We are therefore planning to help these 20 priests with Mass stipends, to a total value of 11,980 Euros. This works out at just 600 Euros per priest for an entire year. These priests will celebrate these Holy Masses for the intentions of those benefactors who have given them.
The Church is under attack around the world. Internal scandals are damaging her credibility. Numbers of priests and religious are falling in Latin America, as elsewhere. Yet at this very time in one of the most anti-Christian countries on the continent, one particular community shines forth like a beacon for the future. They are the Discalced Carmelite Sisters in Florida, Uruguay.
There are twelve Sisters, eight permanently professed, two with temporary vows and two novices. They are young, and other young women are also seeking admission to the convent. Each has her own story to tell, of how God called her, tenderly but clearly, invisibly but unmistakably, quietly but insistently. Each of them could make her own the words of the disciples on the road to Emmaus. “Did not our hearts burn within us as he spoke to us…” (Cf. Lk 24:32). Sister María was just 16 when, in 2013 while on pilgrimage, she first recognised the urging in her heart. “You have given me everything, Lord, and I want to give everything to you.” This was her prayer, even without knowing exactly what God wanted of her.
A radiant bride of Christ: Sister María, 22, in the convent garden.
She was already engaged and loved her fiancé Fernando. Then she met a Carmelite nun. She read the Story of a Soulby Saint Therese of Lisieux. The signs that she was being called to the religious life multiplied, until she said in her prayers “Enough! No more signs please!” She wanted to become a Carmelite, but at the same time she also wanted to be a doctor and mother of a family. Together with her fiancé she prayed a novena to Saint Joseph. A few months later she unburdened her heart to a Carmelite Sister who said, without knowing anything of the novena, “Saint Joseph has sent you here. We prayed to him in the convent for a new vocation.” Her questioning was replaced with certainty. She broke off her engagement. Fernando had already begun to anticipate this,

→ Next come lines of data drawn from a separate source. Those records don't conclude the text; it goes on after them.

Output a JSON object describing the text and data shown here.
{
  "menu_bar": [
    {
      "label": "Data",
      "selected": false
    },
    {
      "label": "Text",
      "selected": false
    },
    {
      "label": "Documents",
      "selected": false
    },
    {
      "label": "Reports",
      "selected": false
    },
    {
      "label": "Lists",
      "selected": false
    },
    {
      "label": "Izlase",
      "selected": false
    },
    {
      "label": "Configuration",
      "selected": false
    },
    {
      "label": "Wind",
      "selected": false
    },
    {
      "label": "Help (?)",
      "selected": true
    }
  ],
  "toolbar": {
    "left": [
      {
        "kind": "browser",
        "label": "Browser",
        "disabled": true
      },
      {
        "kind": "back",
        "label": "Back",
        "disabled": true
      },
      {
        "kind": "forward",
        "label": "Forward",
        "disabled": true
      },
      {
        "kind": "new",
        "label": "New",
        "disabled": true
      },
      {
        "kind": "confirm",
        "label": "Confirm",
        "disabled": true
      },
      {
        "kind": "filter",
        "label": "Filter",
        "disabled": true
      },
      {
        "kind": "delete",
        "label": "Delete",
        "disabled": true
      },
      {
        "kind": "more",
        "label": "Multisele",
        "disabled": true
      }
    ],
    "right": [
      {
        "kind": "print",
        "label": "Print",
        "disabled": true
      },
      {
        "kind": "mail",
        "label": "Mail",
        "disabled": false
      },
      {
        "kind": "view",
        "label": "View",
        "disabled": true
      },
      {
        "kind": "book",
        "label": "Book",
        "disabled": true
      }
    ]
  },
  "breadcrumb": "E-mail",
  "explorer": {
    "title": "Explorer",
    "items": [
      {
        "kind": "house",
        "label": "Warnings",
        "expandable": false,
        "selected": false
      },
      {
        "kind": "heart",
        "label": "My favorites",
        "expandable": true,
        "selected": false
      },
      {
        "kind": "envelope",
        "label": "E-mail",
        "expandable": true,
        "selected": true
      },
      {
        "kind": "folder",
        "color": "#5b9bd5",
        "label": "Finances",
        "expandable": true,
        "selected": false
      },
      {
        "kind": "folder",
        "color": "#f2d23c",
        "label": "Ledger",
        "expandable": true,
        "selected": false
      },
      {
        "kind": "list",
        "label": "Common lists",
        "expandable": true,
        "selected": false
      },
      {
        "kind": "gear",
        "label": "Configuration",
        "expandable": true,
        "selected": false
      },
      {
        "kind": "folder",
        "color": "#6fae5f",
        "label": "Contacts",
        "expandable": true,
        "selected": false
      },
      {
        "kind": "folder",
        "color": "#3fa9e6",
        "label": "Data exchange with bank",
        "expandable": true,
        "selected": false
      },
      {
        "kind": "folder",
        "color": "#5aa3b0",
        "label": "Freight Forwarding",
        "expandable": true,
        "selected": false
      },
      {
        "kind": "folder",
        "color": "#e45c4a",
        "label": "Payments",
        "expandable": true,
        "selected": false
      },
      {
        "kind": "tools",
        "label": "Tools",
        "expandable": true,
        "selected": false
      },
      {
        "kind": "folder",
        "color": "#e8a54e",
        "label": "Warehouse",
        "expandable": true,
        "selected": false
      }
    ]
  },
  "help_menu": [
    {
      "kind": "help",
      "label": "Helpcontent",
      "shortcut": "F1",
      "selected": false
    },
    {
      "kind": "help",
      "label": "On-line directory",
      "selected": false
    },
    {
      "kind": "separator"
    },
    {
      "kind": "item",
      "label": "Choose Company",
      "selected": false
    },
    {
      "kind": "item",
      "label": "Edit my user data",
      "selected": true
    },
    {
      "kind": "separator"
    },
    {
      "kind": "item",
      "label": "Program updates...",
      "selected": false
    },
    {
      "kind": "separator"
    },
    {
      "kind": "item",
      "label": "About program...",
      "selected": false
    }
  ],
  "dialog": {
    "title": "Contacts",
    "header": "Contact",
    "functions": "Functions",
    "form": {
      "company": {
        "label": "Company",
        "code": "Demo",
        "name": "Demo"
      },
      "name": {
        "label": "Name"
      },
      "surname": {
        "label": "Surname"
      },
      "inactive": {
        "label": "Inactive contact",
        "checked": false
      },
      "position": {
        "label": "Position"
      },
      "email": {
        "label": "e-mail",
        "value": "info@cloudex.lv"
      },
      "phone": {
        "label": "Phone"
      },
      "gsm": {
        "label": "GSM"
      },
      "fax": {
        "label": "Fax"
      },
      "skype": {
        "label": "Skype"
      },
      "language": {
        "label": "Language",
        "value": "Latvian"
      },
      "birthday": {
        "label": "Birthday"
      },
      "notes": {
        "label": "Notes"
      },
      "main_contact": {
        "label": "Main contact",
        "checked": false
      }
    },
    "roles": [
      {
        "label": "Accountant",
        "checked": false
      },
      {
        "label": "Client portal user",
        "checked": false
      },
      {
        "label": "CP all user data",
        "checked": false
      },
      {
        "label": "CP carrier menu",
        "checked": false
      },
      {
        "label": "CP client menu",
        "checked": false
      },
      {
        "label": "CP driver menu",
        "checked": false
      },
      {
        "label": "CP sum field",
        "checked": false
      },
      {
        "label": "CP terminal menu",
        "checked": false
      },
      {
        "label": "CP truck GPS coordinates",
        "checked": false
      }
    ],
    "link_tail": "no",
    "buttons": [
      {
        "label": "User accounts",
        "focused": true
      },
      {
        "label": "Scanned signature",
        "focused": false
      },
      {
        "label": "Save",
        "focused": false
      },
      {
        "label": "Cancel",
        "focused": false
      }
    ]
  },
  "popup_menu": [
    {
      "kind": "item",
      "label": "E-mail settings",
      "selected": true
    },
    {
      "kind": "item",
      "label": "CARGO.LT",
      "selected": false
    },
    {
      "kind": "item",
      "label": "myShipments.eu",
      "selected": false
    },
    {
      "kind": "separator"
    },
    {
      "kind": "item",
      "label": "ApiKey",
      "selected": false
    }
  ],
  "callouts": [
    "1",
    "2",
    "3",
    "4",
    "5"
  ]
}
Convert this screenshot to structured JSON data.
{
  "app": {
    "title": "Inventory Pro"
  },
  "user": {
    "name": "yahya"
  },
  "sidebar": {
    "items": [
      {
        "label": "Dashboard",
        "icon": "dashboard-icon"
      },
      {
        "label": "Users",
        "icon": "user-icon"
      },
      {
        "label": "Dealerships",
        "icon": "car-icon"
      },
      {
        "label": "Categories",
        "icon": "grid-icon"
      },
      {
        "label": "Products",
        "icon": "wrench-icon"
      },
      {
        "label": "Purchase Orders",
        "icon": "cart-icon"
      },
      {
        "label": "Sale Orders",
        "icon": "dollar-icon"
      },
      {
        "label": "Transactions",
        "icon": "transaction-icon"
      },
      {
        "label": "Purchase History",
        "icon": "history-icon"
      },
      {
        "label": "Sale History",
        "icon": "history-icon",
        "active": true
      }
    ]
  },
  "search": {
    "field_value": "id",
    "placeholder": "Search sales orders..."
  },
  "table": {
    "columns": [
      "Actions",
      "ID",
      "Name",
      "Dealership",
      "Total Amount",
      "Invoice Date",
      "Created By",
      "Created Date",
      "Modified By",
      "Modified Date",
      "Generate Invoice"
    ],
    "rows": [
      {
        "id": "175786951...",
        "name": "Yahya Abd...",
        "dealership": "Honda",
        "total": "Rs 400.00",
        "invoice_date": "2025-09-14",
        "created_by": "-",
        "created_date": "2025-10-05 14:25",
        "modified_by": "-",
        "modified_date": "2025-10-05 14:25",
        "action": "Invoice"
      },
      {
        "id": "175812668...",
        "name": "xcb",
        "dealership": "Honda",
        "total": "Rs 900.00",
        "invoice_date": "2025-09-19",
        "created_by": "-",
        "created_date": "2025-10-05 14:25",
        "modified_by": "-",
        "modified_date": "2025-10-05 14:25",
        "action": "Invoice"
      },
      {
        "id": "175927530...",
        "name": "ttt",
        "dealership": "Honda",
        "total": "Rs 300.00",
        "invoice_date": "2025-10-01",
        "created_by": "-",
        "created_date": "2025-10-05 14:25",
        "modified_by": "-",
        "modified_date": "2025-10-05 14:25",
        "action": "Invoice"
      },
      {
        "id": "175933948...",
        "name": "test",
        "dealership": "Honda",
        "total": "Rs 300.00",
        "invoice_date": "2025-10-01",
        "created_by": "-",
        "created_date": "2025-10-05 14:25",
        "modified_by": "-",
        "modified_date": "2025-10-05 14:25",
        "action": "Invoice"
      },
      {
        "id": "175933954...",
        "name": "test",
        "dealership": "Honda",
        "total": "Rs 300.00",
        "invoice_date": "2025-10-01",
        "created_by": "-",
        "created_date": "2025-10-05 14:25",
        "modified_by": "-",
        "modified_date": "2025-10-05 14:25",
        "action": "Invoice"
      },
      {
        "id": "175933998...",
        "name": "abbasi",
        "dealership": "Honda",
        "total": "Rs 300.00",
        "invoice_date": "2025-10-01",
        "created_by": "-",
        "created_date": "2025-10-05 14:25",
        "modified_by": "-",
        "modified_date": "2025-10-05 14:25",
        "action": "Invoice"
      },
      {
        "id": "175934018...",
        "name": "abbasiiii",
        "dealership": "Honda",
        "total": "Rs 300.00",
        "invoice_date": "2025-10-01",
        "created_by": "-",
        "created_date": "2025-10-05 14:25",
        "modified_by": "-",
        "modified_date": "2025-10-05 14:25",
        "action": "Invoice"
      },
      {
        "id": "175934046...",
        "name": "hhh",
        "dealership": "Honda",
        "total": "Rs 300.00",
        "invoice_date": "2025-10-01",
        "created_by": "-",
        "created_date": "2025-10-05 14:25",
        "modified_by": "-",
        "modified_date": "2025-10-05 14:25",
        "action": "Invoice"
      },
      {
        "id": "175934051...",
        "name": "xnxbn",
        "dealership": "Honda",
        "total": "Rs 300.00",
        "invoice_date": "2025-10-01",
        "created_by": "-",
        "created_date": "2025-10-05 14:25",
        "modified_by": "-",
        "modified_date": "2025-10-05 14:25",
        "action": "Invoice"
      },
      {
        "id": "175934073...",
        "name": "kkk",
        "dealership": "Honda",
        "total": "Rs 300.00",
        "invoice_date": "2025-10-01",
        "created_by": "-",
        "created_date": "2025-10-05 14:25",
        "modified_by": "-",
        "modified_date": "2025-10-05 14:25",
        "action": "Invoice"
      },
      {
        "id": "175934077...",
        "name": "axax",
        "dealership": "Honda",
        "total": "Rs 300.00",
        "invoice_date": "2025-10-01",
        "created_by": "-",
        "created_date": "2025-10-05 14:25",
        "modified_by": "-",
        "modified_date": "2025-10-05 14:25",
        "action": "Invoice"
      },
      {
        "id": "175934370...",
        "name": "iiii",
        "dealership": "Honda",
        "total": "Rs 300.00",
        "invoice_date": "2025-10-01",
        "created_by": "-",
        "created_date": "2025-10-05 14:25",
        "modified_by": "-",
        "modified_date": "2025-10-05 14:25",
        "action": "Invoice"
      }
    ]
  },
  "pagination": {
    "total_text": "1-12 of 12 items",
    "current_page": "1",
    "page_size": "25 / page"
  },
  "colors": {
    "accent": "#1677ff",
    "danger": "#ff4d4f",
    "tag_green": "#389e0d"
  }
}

and also to question his own vocation. Today he is a seminarian in Montevideo. María was 19 when she finally decided to enter the convent. Her friends and even her parents tried
to dissuade her and prayed desperately that she would not enter the convent.
A growing community: three professed Sisters with a novice and a postulant.
But the Sisters were also praying in their convent. One night María wrote a loving letter to her parents, climbed out of the window and knocked on the door of the Carmel. Today she says, “I am happy, happy to be the bride of Christ.” Sister María Belén also felt her heart burning. The more she became involved with her parish, the greater her longing grew to belong totally to God. Then her uncle, who was a priest, died in a car crash. In the midst of her grief she felt the open arms of God. She too read the Story of a Soul and then, two years ago, when she became acquainted with the Carmel, she knew: “This is my home, my doorway to heaven.” Now other young women are knocking on the door. They too want to give everything. But there is not enough space to accommodate them. An extension will make space for five additional cells. This is a sign for us, you could say, for the little online shop they run, selling their embroidery, needlework and handicrafts, will never cover the cost. So we have promised €70,000.